When most Americans hear the phrase "double jeopardy" it usually brings to mind one of two scenarios: 1) a chance for a contestant to score big on the TV gameshow "Jeopardy!", or 2) the idea that you cannot be tried twice for the same crime. While recently the former has been getting a lot of attention in the news, the United States Supreme Court had an opportunity to provide very important insight into the latter.
The Double Jeopardy Clause of the Fifth Amendment protects individuals from being tried twice for the same offense. For example, if a criminal defendant is acquitted for stealing a stereo out of a car, the State does not get to call a mulligan and put the defendant back on trial a second time. In short, the State cannot keep trying a defendant for the same crime over and over again until it gets a conviction.
In Gamble v. United States, the United States Supreme Court determined what the Fifth Amendment means by "offense" when it prohibits a defendant from being tried twice for the same offense.
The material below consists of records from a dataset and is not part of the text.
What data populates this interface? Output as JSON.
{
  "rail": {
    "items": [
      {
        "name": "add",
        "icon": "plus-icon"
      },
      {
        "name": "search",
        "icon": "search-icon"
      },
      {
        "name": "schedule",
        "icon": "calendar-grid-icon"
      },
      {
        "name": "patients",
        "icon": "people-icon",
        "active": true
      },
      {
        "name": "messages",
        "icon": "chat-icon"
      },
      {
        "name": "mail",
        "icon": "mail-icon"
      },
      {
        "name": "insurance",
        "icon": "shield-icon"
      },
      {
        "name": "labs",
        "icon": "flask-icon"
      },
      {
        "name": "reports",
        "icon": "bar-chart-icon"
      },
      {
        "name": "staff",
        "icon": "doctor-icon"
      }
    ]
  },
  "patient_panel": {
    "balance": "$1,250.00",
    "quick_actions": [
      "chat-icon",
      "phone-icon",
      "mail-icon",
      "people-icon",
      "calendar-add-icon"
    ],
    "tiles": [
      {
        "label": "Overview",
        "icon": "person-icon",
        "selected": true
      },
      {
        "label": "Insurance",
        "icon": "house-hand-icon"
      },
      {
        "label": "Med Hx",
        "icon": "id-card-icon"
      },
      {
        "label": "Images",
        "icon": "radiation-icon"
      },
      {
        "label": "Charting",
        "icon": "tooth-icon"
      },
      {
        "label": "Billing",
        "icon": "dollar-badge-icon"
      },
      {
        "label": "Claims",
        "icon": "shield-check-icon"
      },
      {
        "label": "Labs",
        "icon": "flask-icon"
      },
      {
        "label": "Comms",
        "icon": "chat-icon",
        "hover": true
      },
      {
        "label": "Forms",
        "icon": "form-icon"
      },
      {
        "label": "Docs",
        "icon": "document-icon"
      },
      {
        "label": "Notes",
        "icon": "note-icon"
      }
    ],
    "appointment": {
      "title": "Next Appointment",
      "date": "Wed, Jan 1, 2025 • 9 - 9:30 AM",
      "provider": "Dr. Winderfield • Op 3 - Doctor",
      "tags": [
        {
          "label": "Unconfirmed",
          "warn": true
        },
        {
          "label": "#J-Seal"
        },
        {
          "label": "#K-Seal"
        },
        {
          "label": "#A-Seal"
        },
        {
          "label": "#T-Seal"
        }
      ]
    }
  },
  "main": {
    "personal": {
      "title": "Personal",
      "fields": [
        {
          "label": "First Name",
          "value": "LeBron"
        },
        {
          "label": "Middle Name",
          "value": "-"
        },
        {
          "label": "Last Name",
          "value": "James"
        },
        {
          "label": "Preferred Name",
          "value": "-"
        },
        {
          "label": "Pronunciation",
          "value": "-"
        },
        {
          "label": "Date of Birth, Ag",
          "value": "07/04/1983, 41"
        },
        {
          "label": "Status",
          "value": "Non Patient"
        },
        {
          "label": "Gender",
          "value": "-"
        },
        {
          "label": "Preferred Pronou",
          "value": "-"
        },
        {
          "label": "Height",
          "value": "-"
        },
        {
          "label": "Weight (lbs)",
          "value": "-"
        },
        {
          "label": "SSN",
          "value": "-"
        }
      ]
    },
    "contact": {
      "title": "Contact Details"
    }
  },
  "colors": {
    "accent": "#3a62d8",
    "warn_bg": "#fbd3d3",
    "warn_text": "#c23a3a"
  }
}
The case involved the "dual-sovereignty rule"-referring to when a state and the federal government each charge a criminal defendant for the same crime. For example, in Gamble, the defendant was charged by Alabama for possessing a handgun while under disability (i.e. he had a prior violent felony conviction) and was charged by the federal government for violating a federal law that prohibits felons from possessing a firearm. The act was the same for both crimes, but the law was different-one state and one federal.
Gamble argued that his Fifth Amendment Double Jeopardy rights were violated because he was convicted twice for the same crime of possessing a firearm. The Supreme Court, in a 7-2 vote, disagreed. The Court decided that prosecuting Gamble for the same possession of a firearm under disability in two different courts was allowed because they were different "offenses"-one was a violation of Alabama law and one was a violation of the United States Code.
In other words, you can be tried for the same act under state law and federal law. Meaning you could be acquitted for one but convicted under the other, or you can have two convictions and two different sentences imposed upon you.